I have no sense of direction whatsoever, so when I got turned around in a Kyoto neighborhood, all would have been lost were it not for the sweet Japanese couple who didn’t speak a word of English but offered to take me to the ryokan I was searching for. If I had something like Florent Chavouet’s Tokyo on Foot, I would’ve been in much better shape. Filled with adorable, quirky drawings of food stands, local policemen and scenes of everyday life, Chavouet includes fascinating tidbits like what the bottle labeled “Suntory Dakara” tastes like and the differences between the various “hipsters.” In addition to fairly detailed, hand-drawn maps with important markers like “fantastic free panoramic views” and “the dirtiest restrooms in Japan,” Chavouet graphically recounts everything from his search for an apartment and encounters with local insects, to a bike theft debacle during his six-month stay there, making for a charming, amusing read. Details Paperback, $22.95, tuttlepublishing.com.
I’ll admit, collecting hotel shampoos and conditioners has become a sort of a hobby of mine. I just love their compact size for traveling! (Although, irony of irony, when I go to a new place, I usually don’t use my looted hotel toiletries, I use the new ones in the new hotel).

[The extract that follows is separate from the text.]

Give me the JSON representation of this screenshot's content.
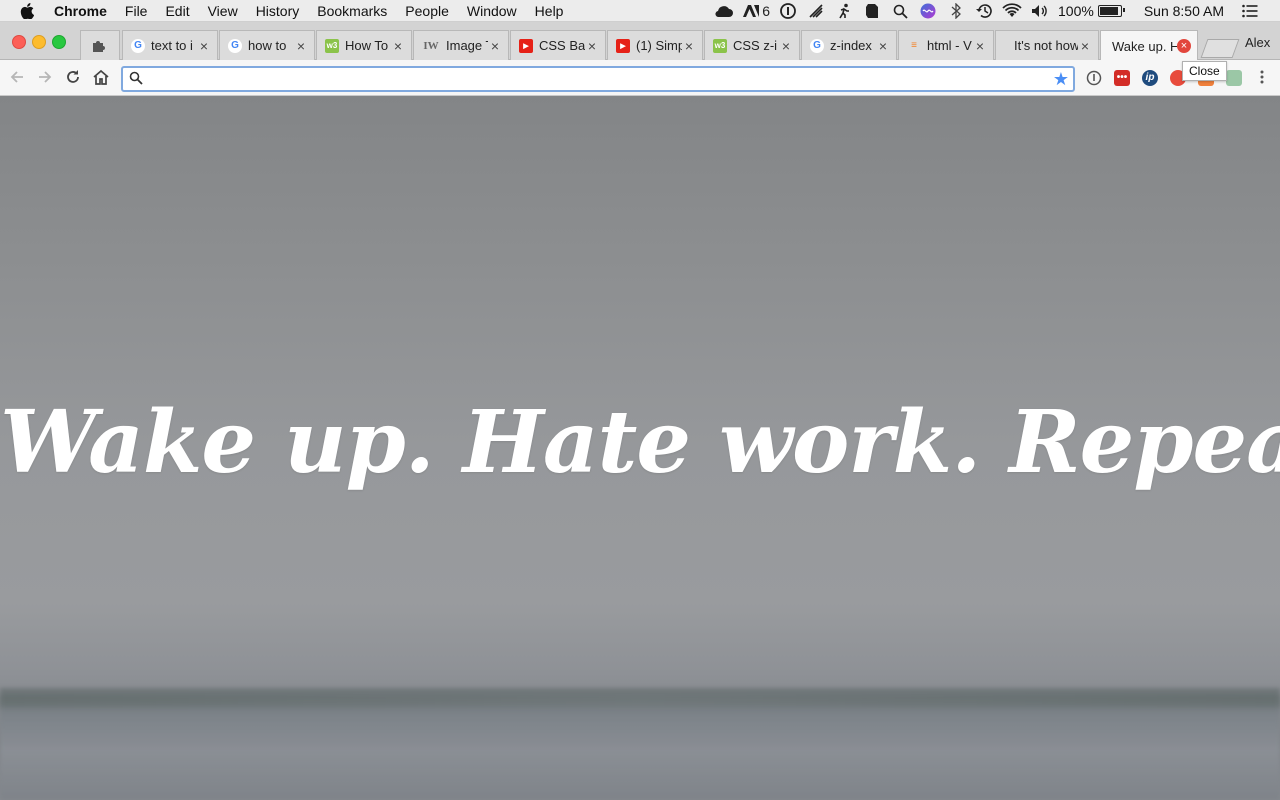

This winter, I’m not going to hide away and hibernate, I’m planning on doing some hefty traveling and what better set to carry with me than Hugo Naturals Winter Retreat Pack?
Available in Vanilla & Sweet Orange and French Lavender, each pack sells for $14.99 and includes:
· 1 Shampoo
· 1 Conditioner
· 1 Shower Gel
· 1 All Over Lotion
· 1 Essential Mist
· 1 Lip Balm
Compact, efficient and well-scented– this is traveling done right!
We’re giving a total of TWO (2) lucky winners one Hugo Naturals winter retreat pack each for this week’s TGIFree Friday! Check out how you can win yourself one below.
HOW TO ENTER:
You may enter as many times as you wish! Contest ends Wednesday, October 19, 11:59 PST. You must have a mailing address to win.
Don’t schlep when traveling for business. Three stylish, entrepreneurial Asian American women offer chic carryalls for laptop, iPad and more.
ISSUE: Spring 2011
STORY: Anna M. Park
Suzanne Park appreciates a sturdy travel bag — she’s logged 300,000+ miles herself as a former corporate exec. Thank goodness she founded Plaid Doctrine, a line of cool, eco-friendly laptop bags. They’re made with recycled material from plastic bottles, but you’d never know it from the look and feel of it. The vintage-inspired designs of houndstooth and stripes trimmed with prime-grade, vegetable-tanned leather perfectly complement spring’s preppy-punk vibe. Continue Reading »